More First World problems.
I guess you meant to say "Third" World. Anyway, 1st, 2nd, and 3rd worlds are parts of the same world. Currently the Americas (21 of them) have mosquitos that bear a virus that appears to be causing human micro cephalic births. If the conditions are right, i.e., if our climate in the southern U.S. warms up a bit, (as it seems to be doing, for some reason) those mosquitos may come to live here. There is a consideration to genetically modify mosquitos to try to combat this problem.
More First World problems.
Pretty sure he meant 1st world. In reference to being afraid of rapid change. Rapid change that has delivered food to a world that was starving. Look at the history of Norman Borlaug. Now, being afraid of how we sustain this population, that's a another story. Anyone can be afraid of that because it's almost impossible to have that conversation without getting into a discussion about who dies and who gets to decide who dies. The only solution that isn't zero-sum, that I see, is to view each and every individual as valuable and worthy of investment and allowing them to find the best match for their talents to the needs of the world. Something no ideology has never come close to suggesting, not even Bernie Sanders.
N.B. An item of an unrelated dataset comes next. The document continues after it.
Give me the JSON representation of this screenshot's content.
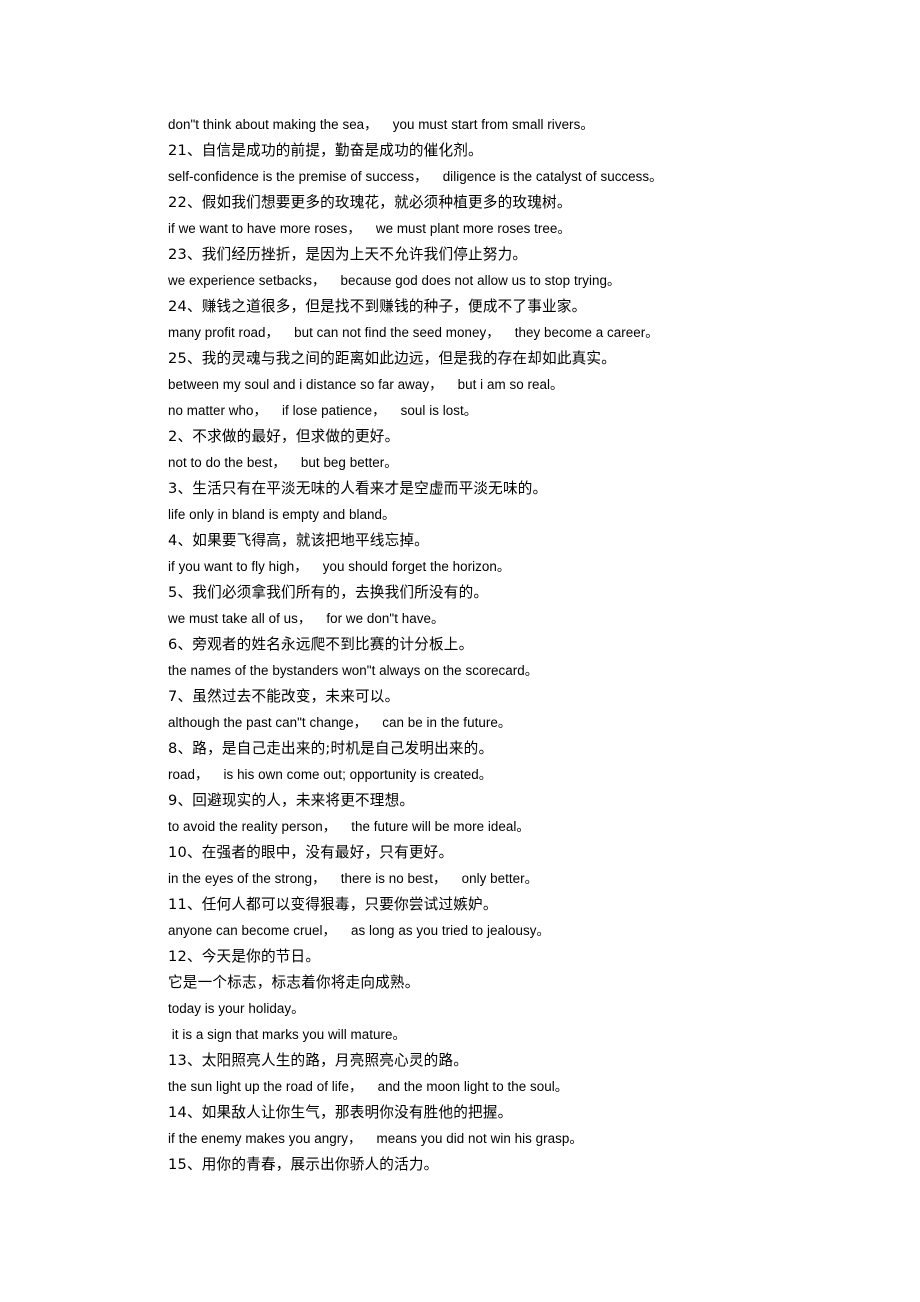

Here’s a current story on the GM mosquitoes that are being used to combat mosquitoes and their virus bearing capacities. http://time.com/4195980/zika-mosquitos-genetic-modification/

Are you saying there are currently ways that this is implemented that could have bad consequences?
I do not know much good consequence to terminator seeds. The point is to force farmers to buy seeds every year. It is another case of manipulating technology for economic purposes. But mono-cultures are an issue. psik
Are you saying there are currently ways that this is implemented that could have bad consequences?
I do not know much good consequence to terminator seeds. The point is to force farmers to buy seeds every year. It is another case of manipulating technology for economic purposes. But mono-cultures are an issue. psikYes, exactly. The technology is potentially one of the greatest lifesavers ever, yet the potential for abuse for money is also extreme. I shake my head at how many people suffer and die because others want to be more and more wealthy.
More First World problems.
Pretty sure he meant 1st world. Yes. Thank you Lausten. How hard was that to understand? It's actually a phrase that's used somewhat commonly. It's irony. Really sucks when you have to explain the punchline.
More First World problems.
Pretty sure he meant 1st world. Yes. Thank you Lausten. How hard was that to understand? It's actually a phrase that's used somewhat commonly. It's irony. Really sucks when you have to explain the punchline.Sorry, I guess there are two problems, 1) the problem of finding out all of the problems with GMOs and deciding if they are a force for good or evil and, 2) the actual problems with GMOs. I try not to be too dense, but I'm not always successful.
More First World problems.
Pretty sure he meant 1st world. Yes. Thank you Lausten. How hard was that to understand? It's actually a phrase that's used somewhat commonly. It's irony. Really sucks when you have to explain the punchline.Sorry, I guess there are two problems, 1) the problem of finding out all of the problems with GMOs and deciding if they are a force for good or evil and, 2) the actual problems with GMOs. I try not to be too dense, but I'm not always successful. So are there any good resources addressing these concerns? It may just be a tradeoff- like in the case of some countries in Africa, maybe the benefit will outweigh some of the other issues.